╭─ Records for the task

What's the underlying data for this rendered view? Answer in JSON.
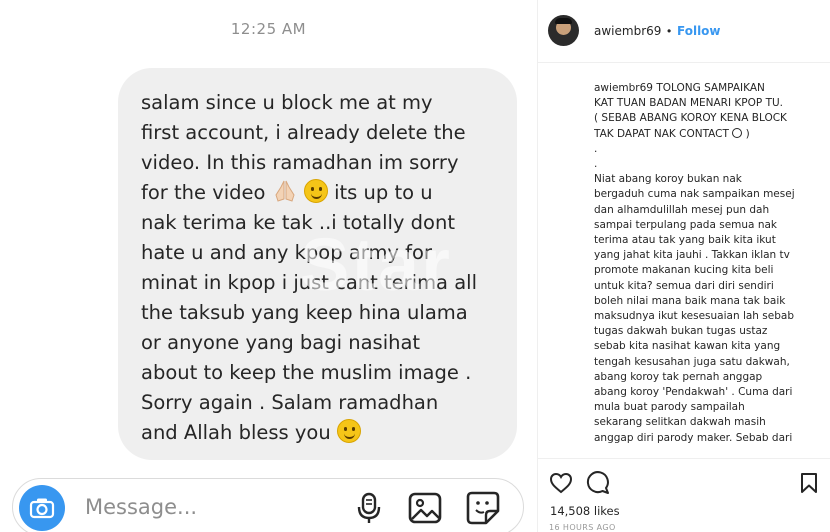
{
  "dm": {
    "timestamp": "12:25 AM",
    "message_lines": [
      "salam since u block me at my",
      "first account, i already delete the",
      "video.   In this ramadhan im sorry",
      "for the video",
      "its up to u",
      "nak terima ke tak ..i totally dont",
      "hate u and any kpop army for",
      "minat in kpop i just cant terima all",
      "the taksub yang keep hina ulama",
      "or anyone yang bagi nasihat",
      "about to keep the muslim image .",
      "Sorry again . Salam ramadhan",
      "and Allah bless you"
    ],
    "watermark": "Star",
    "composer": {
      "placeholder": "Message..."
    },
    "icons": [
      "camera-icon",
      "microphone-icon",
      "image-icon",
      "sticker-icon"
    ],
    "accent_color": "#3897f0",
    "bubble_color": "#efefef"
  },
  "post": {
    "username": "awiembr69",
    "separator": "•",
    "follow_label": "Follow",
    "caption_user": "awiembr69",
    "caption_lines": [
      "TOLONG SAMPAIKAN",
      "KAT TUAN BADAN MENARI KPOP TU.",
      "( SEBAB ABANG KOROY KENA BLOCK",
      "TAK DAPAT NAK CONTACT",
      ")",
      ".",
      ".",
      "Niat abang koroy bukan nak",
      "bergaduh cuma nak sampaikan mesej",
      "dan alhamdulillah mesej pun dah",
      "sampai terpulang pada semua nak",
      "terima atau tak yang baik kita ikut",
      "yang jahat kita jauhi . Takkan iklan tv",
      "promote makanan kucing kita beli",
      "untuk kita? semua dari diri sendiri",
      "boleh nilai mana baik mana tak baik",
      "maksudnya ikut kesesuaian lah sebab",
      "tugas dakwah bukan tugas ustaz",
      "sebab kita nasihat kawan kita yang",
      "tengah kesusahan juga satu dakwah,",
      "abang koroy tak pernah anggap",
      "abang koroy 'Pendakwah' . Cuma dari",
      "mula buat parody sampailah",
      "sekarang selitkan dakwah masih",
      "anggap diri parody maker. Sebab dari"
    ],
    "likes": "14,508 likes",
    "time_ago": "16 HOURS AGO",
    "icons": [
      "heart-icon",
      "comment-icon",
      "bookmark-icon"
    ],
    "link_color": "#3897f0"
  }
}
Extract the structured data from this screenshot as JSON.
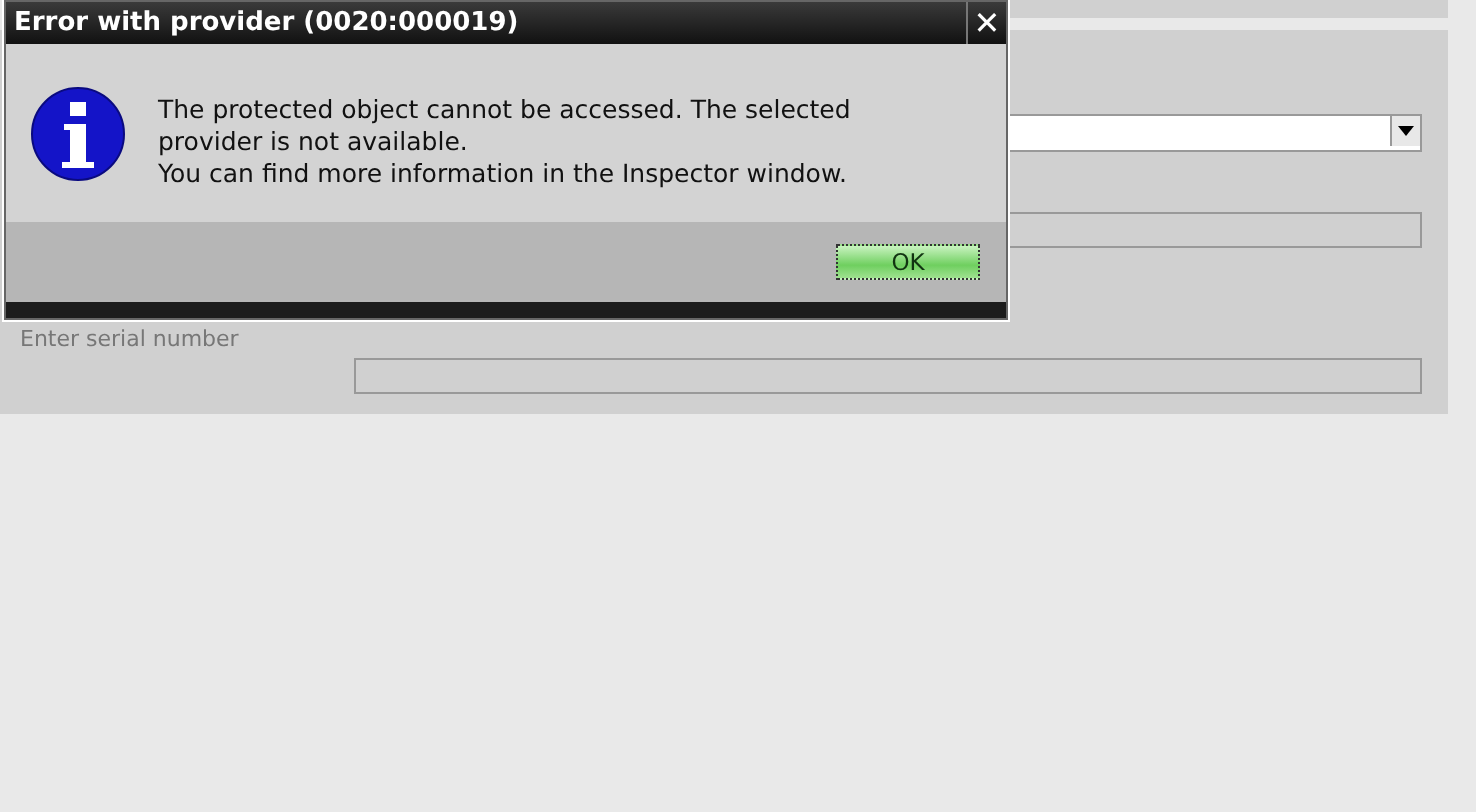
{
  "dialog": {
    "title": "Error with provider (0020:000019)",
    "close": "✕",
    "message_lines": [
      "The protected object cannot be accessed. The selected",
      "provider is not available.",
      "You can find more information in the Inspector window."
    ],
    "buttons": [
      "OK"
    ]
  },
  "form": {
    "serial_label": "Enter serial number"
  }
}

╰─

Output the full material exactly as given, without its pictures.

§ Solution to this problem
What's the underlying data for this rendered view? Answer in JSON.
{
  "dm": {
    "timestamp": "12:25 AM",
    "message_lines": [
      "salam since u block me at my",
      "first account, i already delete the",
      "video.   In this ramadhan im sorry",
      "for the video",
      "its up to u",
      "nak terima ke tak ..i totally dont",
      "hate u and any kpop army for",
      "minat in kpop i just cant terima all",
      "the taksub yang keep hina ulama",
      "or anyone yang bagi nasihat",
      "about to keep the muslim image .",
      "Sorry again . Salam ramadhan",
      "and Allah bless you"
    ],
    "watermark": "Star",
    "composer": {
      "placeholder": "Message..."
    },
    "icons": [
      "camera-icon",
      "microphone-icon",
      "image-icon",
      "sticker-icon"
    ],
    "accent_color": "#3897f0",
    "bubble_color": "#efefef"
  },
  "post": {
    "username": "awiembr69",
    "separator": "•",
    "follow_label": "Follow",
    "caption_user": "awiembr69",
    "caption_lines": [
      "TOLONG SAMPAIKAN",
      "KAT TUAN BADAN MENARI KPOP TU.",
      "( SEBAB ABANG KOROY KENA BLOCK",
      "TAK DAPAT NAK CONTACT",
      ")",
      ".",
      ".",
      "Niat abang koroy bukan nak",
      "bergaduh cuma nak sampaikan mesej",
      "dan alhamdulillah mesej pun dah",
      "sampai terpulang pada semua nak",
      "terima atau tak yang baik kita ikut",
      "yang jahat kita jauhi . Takkan iklan tv",
      "promote makanan kucing kita beli",
      "untuk kita? semua dari diri sendiri",
      "boleh nilai mana baik mana tak baik",
      "maksudnya ikut kesesuaian lah sebab",
      "tugas dakwah bukan tugas ustaz",
      "sebab kita nasihat kawan kita yang",
      "tengah kesusahan juga satu dakwah,",
      "abang koroy tak pernah anggap",
      "abang koroy 'Pendakwah' . Cuma dari",
      "mula buat parody sampailah",
      "sekarang selitkan dakwah masih",
      "anggap diri parody maker. Sebab dari"
    ],
    "likes": "14,508 likes",
    "time_ago": "16 HOURS AGO",
    "icons": [
      "heart-icon",
      "comment-icon",
      "bookmark-icon"
    ],
    "link_color": "#3897f0"
  }
}
Extract the structured data from this screenshot as JSON.
{
  "dialog": {
    "title": "Error with provider (0020:000019)",
    "close": "✕",
    "message_lines": [
      "The protected object cannot be accessed. The selected",
      "provider is not available.",
      "You can find more information in the Inspector window."
    ],
    "buttons": [
      "OK"
    ]
  },
  "form": {
    "serial_label": "Enter serial number"
  }
}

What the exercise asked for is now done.